Sam Allberry: Yeah. And it’s what we’ve trained ourselves for many years to be like. And so, Paul always seems to suggest that there’s a mindset shift that has to happen before we attempt to live out the Christian life. So, he talks about, I think I’m right in saying the first explicit command in Romans is “consider yourselves dead to sin.” And that’s a mindset command, isn’t it? It’s not, “Hey, go and do this. Go and stop that.” It’s think about yourself differently in your relationship to sin because that relationship’s now changed.
Ray Ortlund: Sam, the Bible has a lot to say about idols, which can take the form of little figurines and so forth, but they’re really mental constructs. When the Bible talks about idolatries as destructive of the lives we actually want to live, how do we see that in this connection?

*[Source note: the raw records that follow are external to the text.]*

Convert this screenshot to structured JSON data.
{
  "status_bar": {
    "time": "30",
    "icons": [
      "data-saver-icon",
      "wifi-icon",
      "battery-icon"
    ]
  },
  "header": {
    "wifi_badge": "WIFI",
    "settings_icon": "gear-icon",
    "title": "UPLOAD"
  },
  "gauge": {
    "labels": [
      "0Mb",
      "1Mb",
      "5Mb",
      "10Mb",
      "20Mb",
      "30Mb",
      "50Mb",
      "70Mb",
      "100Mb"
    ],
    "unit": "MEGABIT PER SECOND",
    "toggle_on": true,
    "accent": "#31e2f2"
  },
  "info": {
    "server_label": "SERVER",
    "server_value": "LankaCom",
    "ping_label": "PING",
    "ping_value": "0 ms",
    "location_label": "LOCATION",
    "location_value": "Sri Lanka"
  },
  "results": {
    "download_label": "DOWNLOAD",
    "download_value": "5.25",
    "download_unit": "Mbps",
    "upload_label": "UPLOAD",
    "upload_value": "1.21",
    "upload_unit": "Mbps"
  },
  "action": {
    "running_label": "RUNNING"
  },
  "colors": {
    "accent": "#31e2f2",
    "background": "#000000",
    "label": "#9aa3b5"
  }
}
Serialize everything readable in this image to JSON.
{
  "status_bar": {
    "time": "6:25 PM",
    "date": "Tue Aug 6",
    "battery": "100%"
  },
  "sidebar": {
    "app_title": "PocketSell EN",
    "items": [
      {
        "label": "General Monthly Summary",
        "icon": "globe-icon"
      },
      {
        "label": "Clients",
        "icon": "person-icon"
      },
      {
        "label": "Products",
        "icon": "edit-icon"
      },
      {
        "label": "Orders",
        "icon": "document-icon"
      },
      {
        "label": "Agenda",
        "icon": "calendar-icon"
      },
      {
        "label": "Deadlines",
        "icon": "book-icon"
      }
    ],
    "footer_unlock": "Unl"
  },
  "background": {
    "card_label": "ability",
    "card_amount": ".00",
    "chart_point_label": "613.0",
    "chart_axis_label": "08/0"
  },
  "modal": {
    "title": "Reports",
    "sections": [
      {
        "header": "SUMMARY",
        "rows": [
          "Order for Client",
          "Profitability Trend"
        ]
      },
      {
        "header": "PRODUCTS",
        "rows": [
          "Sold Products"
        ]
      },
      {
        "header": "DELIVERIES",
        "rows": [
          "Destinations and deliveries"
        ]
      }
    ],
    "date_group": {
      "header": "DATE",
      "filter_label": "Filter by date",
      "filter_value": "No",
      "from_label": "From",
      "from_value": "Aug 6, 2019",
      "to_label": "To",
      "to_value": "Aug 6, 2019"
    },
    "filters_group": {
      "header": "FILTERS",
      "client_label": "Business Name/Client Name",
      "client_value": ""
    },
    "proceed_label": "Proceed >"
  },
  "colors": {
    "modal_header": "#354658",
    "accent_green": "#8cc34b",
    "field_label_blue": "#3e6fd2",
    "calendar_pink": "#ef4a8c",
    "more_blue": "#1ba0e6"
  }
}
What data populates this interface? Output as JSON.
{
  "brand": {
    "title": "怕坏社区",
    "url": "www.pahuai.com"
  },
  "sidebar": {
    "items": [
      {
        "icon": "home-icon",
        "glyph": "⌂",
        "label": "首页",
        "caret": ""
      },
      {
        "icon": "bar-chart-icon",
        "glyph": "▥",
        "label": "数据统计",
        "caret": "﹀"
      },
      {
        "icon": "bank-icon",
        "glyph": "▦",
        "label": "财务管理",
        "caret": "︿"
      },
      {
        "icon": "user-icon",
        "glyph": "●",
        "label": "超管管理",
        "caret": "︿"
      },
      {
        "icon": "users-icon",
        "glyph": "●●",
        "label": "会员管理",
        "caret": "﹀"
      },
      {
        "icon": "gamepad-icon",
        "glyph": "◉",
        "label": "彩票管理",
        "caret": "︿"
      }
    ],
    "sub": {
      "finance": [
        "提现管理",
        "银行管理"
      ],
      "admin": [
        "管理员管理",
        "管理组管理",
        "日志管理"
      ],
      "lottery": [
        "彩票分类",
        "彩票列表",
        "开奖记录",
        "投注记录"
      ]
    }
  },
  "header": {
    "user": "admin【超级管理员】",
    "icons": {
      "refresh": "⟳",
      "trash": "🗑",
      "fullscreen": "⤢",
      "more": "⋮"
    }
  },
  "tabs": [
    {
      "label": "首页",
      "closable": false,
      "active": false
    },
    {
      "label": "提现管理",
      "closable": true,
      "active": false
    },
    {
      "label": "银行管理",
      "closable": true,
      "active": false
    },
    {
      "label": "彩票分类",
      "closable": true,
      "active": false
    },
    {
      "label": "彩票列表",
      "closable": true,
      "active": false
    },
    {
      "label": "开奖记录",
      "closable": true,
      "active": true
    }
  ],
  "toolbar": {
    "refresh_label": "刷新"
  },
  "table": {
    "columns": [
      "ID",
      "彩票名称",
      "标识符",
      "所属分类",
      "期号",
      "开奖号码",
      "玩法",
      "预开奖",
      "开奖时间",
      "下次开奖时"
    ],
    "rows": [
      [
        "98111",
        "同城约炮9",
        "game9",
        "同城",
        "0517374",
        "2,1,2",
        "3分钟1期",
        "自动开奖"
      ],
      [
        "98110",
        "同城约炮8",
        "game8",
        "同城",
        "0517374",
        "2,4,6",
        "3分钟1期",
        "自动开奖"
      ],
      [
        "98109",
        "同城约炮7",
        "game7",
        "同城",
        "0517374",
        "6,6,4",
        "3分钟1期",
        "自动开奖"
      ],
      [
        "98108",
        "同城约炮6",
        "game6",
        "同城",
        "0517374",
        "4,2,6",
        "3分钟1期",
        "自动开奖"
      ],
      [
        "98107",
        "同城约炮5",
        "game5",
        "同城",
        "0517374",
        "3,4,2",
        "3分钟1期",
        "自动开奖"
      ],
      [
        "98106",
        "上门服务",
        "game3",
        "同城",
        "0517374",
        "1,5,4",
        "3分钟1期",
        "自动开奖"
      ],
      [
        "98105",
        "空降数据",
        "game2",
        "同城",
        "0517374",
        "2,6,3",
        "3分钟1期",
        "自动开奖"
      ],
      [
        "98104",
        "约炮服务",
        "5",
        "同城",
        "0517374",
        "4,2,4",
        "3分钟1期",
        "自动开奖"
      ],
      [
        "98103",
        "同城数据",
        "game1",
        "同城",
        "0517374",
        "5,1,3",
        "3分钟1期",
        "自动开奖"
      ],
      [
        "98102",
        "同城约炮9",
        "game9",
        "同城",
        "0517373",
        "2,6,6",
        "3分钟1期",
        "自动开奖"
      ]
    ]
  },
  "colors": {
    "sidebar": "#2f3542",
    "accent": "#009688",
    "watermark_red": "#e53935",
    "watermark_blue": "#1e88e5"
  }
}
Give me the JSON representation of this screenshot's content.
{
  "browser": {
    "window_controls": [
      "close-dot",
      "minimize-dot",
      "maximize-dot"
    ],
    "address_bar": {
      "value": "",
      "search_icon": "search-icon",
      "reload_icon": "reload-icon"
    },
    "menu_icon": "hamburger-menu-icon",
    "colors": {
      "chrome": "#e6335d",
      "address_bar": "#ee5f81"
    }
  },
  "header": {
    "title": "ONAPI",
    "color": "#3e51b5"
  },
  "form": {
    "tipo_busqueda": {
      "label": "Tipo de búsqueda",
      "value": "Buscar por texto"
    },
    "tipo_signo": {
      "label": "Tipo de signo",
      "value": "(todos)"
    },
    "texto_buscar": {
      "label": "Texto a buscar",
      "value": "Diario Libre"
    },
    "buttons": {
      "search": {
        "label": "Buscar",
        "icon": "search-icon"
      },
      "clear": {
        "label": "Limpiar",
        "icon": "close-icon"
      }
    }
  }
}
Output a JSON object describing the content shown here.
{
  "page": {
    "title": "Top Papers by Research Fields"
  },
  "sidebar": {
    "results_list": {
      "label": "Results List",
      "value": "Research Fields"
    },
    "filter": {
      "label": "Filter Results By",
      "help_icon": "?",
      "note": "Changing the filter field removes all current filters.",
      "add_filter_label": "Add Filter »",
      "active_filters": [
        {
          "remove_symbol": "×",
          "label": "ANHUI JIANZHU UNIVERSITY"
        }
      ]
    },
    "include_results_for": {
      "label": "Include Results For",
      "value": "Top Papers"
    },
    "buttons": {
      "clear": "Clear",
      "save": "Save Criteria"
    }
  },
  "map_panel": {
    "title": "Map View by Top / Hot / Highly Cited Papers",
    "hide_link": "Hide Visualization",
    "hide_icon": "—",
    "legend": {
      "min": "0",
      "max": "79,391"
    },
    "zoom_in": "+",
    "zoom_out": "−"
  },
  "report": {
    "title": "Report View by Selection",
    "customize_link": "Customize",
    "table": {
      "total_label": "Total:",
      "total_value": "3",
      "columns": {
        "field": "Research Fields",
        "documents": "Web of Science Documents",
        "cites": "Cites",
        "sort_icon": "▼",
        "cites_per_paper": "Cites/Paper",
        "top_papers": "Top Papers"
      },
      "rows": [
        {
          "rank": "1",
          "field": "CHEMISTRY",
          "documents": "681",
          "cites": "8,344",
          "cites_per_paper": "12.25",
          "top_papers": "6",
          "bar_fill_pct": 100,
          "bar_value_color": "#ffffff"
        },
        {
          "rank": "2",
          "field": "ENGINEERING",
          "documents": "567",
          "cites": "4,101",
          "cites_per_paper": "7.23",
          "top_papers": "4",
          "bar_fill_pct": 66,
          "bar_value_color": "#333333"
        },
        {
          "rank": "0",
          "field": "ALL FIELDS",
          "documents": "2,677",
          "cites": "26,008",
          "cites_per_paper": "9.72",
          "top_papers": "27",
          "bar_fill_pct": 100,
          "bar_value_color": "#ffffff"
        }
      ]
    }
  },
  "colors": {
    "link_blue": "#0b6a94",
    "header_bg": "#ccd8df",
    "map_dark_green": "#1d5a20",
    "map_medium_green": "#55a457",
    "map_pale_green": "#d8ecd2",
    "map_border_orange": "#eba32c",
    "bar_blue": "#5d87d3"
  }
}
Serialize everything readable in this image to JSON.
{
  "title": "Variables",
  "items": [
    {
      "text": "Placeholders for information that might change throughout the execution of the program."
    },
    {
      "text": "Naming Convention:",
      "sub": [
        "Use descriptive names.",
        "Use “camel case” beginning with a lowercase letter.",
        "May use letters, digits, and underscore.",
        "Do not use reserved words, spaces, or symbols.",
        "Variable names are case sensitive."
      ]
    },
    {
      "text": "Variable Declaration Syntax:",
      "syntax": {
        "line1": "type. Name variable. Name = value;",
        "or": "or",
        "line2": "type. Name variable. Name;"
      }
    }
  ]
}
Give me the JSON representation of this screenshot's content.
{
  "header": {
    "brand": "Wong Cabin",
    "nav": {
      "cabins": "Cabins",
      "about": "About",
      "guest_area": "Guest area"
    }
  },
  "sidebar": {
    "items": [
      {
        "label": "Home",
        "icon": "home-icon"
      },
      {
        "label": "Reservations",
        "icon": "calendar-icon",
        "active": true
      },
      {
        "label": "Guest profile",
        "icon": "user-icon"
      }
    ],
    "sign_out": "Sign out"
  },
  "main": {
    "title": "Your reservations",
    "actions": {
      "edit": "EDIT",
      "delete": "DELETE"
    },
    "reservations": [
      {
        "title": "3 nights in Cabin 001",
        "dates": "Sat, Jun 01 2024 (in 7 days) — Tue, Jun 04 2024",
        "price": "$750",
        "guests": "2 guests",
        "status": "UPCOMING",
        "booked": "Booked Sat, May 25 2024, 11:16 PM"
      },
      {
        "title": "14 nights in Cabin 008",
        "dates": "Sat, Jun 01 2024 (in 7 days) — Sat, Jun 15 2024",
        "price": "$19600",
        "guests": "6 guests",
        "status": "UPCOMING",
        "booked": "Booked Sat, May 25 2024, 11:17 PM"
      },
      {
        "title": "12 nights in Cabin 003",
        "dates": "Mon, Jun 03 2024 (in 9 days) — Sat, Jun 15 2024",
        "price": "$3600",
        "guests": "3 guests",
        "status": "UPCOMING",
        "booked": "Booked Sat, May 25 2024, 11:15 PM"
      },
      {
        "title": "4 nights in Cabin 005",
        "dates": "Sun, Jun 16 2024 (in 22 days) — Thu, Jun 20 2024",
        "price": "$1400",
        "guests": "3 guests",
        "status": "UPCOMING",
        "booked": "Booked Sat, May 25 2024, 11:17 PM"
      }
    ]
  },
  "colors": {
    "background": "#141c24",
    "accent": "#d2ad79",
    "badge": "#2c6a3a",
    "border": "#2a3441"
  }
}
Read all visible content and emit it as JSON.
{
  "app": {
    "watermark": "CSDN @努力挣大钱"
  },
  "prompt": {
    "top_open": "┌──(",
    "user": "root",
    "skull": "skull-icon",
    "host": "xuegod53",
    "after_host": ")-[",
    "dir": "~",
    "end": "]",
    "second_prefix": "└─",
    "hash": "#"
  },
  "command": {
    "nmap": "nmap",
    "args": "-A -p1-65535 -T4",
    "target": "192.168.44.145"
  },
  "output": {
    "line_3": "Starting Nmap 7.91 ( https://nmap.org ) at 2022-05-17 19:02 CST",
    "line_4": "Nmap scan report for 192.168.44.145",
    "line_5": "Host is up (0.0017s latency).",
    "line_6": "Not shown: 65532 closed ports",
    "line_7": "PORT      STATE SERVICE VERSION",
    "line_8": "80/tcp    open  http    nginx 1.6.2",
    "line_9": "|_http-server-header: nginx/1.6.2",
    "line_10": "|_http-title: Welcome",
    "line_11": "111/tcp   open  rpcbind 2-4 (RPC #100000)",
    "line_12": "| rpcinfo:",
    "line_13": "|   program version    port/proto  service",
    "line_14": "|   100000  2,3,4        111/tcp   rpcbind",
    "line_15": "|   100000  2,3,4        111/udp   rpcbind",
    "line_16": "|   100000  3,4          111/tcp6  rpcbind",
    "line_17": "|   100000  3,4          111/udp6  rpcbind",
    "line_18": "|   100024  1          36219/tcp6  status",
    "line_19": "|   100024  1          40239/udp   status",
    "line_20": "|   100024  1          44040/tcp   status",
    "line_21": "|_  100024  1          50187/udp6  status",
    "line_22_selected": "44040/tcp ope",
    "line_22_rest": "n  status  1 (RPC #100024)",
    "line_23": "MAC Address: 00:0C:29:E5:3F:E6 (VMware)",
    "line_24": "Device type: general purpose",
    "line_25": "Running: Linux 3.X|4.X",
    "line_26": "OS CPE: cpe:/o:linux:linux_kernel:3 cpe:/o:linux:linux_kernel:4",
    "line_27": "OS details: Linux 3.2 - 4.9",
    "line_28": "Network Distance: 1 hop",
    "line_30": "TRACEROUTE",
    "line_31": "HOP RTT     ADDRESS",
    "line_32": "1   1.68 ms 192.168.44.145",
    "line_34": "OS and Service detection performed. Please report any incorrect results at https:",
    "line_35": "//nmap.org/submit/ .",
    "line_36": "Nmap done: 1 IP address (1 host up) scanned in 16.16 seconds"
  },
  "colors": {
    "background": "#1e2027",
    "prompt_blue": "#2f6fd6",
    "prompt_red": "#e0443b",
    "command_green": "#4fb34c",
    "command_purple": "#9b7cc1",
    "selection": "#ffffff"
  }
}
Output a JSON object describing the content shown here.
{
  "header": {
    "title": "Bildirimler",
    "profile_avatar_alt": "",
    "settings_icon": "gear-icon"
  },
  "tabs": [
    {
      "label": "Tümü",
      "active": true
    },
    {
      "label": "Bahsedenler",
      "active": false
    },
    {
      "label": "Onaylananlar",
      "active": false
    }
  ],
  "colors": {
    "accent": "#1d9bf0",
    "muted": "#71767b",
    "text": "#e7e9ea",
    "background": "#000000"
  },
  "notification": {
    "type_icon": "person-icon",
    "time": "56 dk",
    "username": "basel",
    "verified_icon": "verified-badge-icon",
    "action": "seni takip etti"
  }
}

Sam Allberry: Well it’s… I think part of the added… I mean this is always an issue for all people everywhere across time… one of the things I think makes this even more complicated for us in our own cultural moment is our culture is saying “the highest good you can do for yourself is to be who you are, is to be true to yourself.” And so, there is this enormous cultural pressure to discover who we truly are, and search within, and find out who we are. And then that has to be expressed, that has to be lived out, that has to be celebrated by everybody else. And so, the gospel is critiquing the thing that our culture most prizes. And so, it’s likely to be one of the things that we’re going to be least resistant to have changed within our hearts, is that deep sense of who we are, that we’ve been trained by our culture to assume is wonderful and needing of expression and acceptance. So, there’s going to be, you know, blood on the floor.
Ray Ortlund: Yeah. But of course, in Romans Chapter 1, when Paul speaks of false worship and idolatries, he’s talking about simply an excessive identification with an attachment to good things, good God-created things. The Sam Allberry standing here, the Ray Ortlund standing here are good God-created realities. The idolatry enters in when we don’t look higher.
And we’re going to look for finality within ourselves, or between ourselves, but we were never designed to generate our own finality. And if we try, we end up so disappointed and angry. Then, the next domino that falls is we have to take that out on somebody. Somebody is going to pay for my pain. And then society suffers. So, idolatries don’t work, but not because of some alien-forced arbitrary imposition laid upon us, but because of the internal energy of the impossibility we’re attempting.
I had a friend in California who was instrumental in founding the hippie movement of the late ’60s. So, of course, he was one of my heroes. And he said he smoked a lot of weed. And he said, “All my life I’ve tried to sin without feeling guilty. Now, when I sin and I feel bad about it, I realize that’s actually the love of God entering my heart, correcting me, telling me I actually matter, that I have something worth living for. It feels good.” Correction of our idolatries is not the demolition of good God-created reality. It’s the realignment and liberation of our good God-created reality.